Top of RECORDS PROVIDED

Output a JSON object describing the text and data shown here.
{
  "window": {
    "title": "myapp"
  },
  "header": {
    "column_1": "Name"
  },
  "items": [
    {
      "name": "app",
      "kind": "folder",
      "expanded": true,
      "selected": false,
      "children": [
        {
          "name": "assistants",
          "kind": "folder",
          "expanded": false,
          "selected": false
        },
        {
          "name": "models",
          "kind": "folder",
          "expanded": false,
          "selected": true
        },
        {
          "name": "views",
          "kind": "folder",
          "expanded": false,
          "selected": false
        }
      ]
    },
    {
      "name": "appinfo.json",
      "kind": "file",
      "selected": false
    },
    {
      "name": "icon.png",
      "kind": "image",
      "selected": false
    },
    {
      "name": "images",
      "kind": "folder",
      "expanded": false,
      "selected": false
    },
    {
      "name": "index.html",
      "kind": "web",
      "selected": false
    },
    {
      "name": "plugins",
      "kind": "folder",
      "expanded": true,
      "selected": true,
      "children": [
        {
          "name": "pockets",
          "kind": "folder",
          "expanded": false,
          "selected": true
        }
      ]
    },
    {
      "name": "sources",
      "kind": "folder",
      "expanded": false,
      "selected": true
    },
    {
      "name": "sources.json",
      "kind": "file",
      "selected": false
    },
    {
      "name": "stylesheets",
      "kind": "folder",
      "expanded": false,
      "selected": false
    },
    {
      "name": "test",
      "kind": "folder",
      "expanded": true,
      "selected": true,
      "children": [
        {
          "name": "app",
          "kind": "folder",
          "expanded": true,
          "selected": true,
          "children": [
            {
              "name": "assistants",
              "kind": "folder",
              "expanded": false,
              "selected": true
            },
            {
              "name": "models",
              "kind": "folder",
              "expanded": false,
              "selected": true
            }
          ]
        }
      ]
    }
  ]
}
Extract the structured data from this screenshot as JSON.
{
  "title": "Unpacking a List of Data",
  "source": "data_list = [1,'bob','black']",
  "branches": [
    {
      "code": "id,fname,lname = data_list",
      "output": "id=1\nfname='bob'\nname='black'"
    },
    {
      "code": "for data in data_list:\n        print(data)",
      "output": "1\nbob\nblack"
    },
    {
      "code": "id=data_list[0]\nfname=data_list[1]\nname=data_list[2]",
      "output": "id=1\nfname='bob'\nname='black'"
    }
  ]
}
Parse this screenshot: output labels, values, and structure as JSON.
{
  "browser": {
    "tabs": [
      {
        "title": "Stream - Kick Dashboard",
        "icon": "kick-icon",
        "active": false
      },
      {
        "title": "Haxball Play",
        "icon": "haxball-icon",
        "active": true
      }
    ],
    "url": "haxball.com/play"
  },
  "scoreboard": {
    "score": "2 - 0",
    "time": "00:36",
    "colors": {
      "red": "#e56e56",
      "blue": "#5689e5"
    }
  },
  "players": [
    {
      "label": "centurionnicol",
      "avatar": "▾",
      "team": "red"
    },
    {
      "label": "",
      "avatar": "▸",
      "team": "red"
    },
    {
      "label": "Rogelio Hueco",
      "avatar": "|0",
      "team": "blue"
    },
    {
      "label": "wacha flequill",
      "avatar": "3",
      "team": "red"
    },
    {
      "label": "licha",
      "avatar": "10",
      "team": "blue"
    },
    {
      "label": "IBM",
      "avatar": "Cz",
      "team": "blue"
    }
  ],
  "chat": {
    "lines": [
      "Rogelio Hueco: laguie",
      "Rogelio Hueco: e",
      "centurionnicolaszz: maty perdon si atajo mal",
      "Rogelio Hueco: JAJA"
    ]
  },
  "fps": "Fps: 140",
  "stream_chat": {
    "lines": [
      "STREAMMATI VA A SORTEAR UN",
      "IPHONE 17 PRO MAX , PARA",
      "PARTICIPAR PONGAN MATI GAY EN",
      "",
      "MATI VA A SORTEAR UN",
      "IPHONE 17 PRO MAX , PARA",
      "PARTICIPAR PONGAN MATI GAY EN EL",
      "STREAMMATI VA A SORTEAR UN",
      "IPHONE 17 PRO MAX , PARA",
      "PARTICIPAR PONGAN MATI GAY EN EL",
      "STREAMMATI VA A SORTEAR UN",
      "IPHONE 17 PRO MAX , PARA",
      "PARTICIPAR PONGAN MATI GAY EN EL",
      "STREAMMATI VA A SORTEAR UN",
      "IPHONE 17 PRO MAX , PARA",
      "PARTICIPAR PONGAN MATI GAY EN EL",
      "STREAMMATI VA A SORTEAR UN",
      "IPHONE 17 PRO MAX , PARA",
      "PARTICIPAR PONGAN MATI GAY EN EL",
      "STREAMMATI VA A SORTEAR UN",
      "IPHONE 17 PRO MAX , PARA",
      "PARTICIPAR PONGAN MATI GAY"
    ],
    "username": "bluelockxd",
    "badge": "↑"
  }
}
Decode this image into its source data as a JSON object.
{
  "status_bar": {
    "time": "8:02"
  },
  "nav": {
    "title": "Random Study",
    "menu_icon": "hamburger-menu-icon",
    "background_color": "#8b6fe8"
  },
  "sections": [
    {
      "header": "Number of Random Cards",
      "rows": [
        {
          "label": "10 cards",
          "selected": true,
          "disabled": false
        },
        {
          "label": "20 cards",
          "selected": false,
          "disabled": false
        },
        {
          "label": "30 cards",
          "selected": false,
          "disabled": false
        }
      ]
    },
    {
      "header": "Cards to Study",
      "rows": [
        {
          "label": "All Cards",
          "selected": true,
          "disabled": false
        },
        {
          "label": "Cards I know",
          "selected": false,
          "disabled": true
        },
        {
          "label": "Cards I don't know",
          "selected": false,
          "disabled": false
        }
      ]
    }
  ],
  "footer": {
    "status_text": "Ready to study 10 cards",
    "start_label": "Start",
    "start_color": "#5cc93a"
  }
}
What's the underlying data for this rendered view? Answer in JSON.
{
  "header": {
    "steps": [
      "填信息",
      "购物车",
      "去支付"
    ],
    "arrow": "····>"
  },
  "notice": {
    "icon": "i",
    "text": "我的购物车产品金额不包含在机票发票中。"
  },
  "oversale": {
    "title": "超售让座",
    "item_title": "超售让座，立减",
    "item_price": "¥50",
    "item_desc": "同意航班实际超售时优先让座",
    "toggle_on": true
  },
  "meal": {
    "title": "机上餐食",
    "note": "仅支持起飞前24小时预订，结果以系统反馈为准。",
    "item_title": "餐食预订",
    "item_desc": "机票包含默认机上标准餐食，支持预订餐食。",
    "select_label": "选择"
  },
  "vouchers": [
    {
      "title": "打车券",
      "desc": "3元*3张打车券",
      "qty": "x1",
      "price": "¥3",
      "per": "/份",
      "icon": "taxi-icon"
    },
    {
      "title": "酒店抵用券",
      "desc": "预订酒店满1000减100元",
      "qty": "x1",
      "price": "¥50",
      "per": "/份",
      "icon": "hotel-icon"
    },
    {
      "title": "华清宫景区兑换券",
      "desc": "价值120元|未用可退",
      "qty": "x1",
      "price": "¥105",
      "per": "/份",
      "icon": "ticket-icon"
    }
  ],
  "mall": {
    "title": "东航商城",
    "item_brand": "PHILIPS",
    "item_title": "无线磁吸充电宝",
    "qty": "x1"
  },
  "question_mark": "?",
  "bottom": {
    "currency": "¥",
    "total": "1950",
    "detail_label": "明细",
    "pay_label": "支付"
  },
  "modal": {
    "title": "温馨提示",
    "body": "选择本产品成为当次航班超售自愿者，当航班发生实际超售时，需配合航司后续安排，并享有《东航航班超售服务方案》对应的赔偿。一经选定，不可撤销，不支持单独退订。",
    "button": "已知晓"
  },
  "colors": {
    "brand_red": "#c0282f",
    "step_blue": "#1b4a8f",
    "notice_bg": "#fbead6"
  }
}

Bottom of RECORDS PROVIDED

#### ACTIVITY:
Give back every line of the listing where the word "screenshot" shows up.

#### WRITTEN RESPONSE:
Extract the structured data from this screenshot as JSON.
Parse this screenshot: output labels, values, and structure as JSON.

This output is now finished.